Records supplied:
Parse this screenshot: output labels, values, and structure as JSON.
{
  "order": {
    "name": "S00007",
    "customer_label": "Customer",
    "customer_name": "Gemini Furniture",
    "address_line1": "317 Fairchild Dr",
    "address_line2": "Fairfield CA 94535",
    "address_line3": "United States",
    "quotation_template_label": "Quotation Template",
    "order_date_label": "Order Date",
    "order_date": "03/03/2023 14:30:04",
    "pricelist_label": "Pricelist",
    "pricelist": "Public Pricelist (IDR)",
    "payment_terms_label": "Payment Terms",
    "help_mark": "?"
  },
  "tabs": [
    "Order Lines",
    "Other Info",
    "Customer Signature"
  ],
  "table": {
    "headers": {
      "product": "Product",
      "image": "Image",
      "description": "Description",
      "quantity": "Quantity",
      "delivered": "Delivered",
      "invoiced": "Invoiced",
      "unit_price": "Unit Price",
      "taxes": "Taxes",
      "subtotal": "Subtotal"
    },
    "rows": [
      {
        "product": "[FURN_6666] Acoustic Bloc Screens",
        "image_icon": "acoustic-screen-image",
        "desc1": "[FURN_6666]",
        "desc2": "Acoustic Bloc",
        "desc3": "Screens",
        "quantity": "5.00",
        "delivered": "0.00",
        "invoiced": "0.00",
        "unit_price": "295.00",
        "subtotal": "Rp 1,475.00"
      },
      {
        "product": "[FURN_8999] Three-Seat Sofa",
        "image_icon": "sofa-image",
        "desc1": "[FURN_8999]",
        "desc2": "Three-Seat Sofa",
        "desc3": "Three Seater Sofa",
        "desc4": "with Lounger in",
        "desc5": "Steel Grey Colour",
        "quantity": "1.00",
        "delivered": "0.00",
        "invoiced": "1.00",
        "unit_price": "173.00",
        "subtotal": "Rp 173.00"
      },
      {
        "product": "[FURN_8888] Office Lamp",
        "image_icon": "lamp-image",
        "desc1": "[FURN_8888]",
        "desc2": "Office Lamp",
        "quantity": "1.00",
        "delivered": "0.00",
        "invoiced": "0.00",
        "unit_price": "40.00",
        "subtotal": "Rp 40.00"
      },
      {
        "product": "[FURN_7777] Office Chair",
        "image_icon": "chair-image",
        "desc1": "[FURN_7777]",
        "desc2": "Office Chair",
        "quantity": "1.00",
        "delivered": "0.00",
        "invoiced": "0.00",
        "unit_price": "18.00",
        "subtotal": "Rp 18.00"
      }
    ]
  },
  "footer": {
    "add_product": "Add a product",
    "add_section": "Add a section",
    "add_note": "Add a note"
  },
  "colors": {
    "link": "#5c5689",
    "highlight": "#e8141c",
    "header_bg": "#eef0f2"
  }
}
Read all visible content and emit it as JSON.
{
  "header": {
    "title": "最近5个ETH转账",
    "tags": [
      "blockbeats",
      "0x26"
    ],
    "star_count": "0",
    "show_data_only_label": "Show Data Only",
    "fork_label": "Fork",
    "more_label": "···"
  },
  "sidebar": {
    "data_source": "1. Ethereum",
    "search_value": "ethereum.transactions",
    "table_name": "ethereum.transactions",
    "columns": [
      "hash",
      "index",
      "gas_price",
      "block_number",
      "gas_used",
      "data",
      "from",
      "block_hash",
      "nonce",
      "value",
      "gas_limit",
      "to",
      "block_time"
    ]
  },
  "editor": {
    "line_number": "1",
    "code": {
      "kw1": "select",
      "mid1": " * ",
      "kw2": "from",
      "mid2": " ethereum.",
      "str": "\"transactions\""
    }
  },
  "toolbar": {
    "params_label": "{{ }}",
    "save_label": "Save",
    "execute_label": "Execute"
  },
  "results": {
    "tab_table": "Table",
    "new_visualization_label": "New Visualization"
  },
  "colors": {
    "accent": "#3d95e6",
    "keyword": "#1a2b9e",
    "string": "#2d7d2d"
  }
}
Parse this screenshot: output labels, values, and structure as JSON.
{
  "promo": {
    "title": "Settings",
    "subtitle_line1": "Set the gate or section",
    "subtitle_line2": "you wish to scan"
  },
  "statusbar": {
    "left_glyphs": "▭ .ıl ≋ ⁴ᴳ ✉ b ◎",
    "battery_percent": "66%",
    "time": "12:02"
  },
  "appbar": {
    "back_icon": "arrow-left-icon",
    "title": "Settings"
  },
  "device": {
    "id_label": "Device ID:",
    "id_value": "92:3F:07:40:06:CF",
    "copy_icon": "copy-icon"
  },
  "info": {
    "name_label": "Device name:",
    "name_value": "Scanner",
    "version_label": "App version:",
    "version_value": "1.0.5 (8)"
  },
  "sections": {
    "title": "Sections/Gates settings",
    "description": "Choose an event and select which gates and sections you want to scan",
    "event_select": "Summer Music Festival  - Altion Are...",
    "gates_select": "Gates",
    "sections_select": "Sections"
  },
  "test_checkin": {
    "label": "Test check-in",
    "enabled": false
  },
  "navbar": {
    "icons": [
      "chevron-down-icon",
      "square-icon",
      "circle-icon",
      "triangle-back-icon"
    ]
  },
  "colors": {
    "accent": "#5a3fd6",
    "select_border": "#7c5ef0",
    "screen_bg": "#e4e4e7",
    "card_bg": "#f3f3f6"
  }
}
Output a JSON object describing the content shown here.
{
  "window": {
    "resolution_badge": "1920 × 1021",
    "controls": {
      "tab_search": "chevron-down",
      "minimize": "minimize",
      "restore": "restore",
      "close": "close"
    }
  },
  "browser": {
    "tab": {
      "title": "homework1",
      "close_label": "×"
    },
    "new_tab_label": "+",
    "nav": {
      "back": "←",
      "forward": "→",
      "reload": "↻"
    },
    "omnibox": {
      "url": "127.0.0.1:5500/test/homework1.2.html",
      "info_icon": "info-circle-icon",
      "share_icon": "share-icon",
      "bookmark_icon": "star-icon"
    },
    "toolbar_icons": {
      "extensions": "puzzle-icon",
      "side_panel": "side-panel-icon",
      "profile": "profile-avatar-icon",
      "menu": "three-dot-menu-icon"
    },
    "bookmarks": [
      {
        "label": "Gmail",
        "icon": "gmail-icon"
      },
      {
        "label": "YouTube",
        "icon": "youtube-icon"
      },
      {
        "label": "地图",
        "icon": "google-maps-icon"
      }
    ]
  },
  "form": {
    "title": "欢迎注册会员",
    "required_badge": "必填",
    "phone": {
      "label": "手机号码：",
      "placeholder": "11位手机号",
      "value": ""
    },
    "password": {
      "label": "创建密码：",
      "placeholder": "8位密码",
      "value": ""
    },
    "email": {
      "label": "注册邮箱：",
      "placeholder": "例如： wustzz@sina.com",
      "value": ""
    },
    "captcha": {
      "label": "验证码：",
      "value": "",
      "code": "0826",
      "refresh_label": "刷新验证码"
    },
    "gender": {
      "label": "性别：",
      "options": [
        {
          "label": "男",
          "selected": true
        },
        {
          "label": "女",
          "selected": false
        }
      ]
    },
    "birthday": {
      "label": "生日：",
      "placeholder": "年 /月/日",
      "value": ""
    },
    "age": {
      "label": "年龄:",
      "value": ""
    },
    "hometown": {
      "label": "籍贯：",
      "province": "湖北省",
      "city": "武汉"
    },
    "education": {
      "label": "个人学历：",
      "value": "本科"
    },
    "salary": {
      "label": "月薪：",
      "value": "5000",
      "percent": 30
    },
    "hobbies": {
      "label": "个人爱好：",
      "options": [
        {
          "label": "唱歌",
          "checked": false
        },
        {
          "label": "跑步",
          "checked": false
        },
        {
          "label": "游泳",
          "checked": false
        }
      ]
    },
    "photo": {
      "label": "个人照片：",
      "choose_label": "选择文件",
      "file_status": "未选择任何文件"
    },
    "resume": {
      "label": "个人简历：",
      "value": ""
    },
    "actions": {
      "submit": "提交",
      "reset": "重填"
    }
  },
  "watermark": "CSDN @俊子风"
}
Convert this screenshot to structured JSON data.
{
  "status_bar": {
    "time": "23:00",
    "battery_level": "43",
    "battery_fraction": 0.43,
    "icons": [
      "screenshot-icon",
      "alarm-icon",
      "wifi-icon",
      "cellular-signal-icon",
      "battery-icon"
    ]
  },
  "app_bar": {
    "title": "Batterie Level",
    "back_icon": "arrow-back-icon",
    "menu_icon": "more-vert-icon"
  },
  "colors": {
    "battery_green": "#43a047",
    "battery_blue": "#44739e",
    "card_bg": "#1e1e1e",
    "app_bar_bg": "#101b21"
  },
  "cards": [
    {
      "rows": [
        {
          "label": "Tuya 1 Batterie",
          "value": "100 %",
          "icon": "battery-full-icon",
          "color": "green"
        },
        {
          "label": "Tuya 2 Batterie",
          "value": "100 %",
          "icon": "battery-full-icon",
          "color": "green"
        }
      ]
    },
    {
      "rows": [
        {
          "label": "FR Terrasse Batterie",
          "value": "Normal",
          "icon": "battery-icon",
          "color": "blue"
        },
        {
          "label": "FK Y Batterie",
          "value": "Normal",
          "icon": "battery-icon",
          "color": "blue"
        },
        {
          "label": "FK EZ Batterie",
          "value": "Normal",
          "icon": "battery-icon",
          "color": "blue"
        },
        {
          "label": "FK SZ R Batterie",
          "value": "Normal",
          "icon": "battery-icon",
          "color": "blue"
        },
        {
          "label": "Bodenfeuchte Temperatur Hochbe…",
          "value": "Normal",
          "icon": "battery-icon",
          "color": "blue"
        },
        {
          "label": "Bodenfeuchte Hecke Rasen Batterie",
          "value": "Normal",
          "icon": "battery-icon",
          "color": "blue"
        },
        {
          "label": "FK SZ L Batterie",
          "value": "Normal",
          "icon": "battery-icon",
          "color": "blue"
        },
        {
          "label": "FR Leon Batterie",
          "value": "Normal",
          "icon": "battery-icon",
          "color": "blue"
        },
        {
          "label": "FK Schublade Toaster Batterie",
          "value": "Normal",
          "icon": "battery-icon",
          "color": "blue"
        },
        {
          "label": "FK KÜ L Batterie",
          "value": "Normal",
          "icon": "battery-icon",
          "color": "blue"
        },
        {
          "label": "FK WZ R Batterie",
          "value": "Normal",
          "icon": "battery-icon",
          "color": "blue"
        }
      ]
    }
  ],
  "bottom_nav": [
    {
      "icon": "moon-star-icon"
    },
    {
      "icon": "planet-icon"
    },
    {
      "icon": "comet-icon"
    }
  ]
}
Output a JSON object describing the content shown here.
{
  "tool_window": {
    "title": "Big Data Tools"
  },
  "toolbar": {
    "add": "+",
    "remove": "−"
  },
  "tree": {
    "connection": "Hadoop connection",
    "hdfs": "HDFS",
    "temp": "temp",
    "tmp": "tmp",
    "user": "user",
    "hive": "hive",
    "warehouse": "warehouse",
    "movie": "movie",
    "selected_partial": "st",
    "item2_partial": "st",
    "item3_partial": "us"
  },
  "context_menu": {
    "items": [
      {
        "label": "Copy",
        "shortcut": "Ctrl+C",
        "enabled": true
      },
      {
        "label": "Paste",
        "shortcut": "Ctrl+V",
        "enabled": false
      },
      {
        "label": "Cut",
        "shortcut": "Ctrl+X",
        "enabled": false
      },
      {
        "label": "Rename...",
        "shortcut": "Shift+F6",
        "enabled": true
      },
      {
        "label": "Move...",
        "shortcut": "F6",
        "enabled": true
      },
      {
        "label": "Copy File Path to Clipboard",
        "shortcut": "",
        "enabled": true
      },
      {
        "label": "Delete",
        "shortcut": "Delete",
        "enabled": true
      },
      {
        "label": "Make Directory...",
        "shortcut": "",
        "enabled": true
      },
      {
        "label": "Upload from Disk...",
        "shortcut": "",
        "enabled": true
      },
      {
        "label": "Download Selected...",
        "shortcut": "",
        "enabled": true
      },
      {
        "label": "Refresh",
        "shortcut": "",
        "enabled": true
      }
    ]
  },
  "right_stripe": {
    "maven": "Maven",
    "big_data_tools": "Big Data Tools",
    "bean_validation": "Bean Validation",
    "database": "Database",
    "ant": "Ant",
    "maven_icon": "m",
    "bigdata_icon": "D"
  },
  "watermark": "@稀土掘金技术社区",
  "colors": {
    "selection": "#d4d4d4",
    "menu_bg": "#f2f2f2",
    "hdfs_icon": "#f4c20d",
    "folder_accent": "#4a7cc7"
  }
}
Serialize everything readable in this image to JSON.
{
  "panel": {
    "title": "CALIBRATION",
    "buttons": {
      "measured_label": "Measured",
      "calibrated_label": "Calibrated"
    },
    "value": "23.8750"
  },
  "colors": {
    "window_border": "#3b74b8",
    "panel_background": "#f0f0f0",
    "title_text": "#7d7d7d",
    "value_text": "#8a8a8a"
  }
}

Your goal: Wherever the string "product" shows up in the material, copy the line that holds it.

Exercise result:
      "product": "Product",
        "product": "[FURN_6666] Acoustic Bloc Screens",
        "product": "[FURN_8999] Three-Seat Sofa",
        "product": "[FURN_8888] Office Lamp",
        "product": "[FURN_7777] Office Chair",
    "add_product": "Add a product",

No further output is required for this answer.